- £642,000 of goodwill payments made to ambulance workers by CCG
- Chief finance officer says: “We are not setting a precendent”
- CCG admits “there was frailty in the subcontracting market”
Commissioners in Sussex paid a total of £642,000 in wages to former NHS staff after their private company employer ceased trading, HSJ can reveal.
Alan Beasley, the chief finance officer for High Weald and Lewes Clinical Commissioning Group, said he would be “exploring all avenues” to recover the cash from Docklands Medical Services, which provided patient transport services in Sussex until it ceased trading last summer.
He insisted that the payment will not set a precedent for other private providers to expect a bail out.
The circumstances of the payment were “unique”, Mr Beasley told HSJ. “We are not setting a precedent in terms of other private sector contracts that we might have. Those were ex gratia payments, not contractual payments.”

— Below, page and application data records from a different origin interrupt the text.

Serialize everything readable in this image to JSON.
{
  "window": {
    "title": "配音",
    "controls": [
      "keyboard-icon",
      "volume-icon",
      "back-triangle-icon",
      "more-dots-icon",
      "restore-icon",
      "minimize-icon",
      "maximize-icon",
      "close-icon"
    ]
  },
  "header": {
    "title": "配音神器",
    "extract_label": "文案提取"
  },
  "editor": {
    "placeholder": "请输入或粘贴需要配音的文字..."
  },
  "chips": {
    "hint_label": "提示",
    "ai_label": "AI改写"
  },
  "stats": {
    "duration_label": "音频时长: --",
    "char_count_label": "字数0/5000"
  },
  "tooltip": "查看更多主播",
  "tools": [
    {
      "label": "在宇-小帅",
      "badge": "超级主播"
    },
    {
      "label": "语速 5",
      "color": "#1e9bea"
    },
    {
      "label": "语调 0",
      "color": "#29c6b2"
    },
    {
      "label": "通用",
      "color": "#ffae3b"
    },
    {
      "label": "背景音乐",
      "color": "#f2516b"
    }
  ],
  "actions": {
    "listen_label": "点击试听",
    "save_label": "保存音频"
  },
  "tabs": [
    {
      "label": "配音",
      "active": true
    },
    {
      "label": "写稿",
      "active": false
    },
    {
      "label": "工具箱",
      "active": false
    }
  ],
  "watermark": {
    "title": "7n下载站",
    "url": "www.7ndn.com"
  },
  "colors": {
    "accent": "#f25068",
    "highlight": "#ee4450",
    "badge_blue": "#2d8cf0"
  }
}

The 71 former South East Coast Ambulance Service Foundation Trust workers at the centre of the dispute twice lost their jobs when two private patient transport companies – VM Langfords and Docklands Medical Services – ceased trading in rapid succession last summer.
He said: “These are poorly paid NHS employees who were transferred to one company, VM Langford, which went belly up in strange circumstances and then transferred to another company [Docklands Medical Services] that went belly up in strange circumstances.”
Both companies had been subcontracted by Coperforma, which the CCG awarded a £62.6m five-year contract to provide patient transport services for the whole of Sussex. The contract began last April, when the employees transferred from South East Coast Ambulance Service Trust.
“The commissioners felt that making the payment [on behalf of Docklands Medical Services] was the right thing for them to do, given these were ex-NHS staff who had been messed around”, Mr Beasley said.
Docklands Medical Services ceased trading in August, and its services were taken over by other subcontractors.
Coperforma agreed to hand the contract back to commissioners last October, after the Care Quality Commission served it with six improvement notices following concerns about patient safety. However it has continued to manage the contract.
The CCG paid the wages of the 71 ambulance workers from August until the end of February 2017, Mr Beasley said.
The total £642,000 cost will be spread across each of the CCGs in the area on a “fair shares basis”, Mr Beasley said.
The trust took on the wages bill from 1 March 2017, and it will officially take over the patient transport contract for Sussex on 1 April.
Mr Beasley said the patient transport contract was originally awarded to Coperforma, because it “had the technology and framework to increase or decrease capacity [by subcontracting] at short notice. That is the thing that NHS organisations can’t do.”
But he added: “In retrospect there was a fair degree of frailty in the subcontracting market that we hadn’t envisaged when the contract was let.”
The fact that Coperforma was later revealed to be the sole bidder for the contract did not affect the decision of the CCG to go with company, Mr Beasley said.
“Nobody knew there was only one bidder. The market didn’t know. Coperforma didn’t know. The evaluation bid was carried out as if there had been numerous bidders.”
A spokesman for Coperforma said: “DMS agreed to accept, without questioning, the financial terms of the Coperforma contract to provide patient transport services to the people of Sussex. They clearly considered the terms were more than appropriate to sustain the contract.”
Docklands Medical Services has been approached for comment.
Information provided to HSJ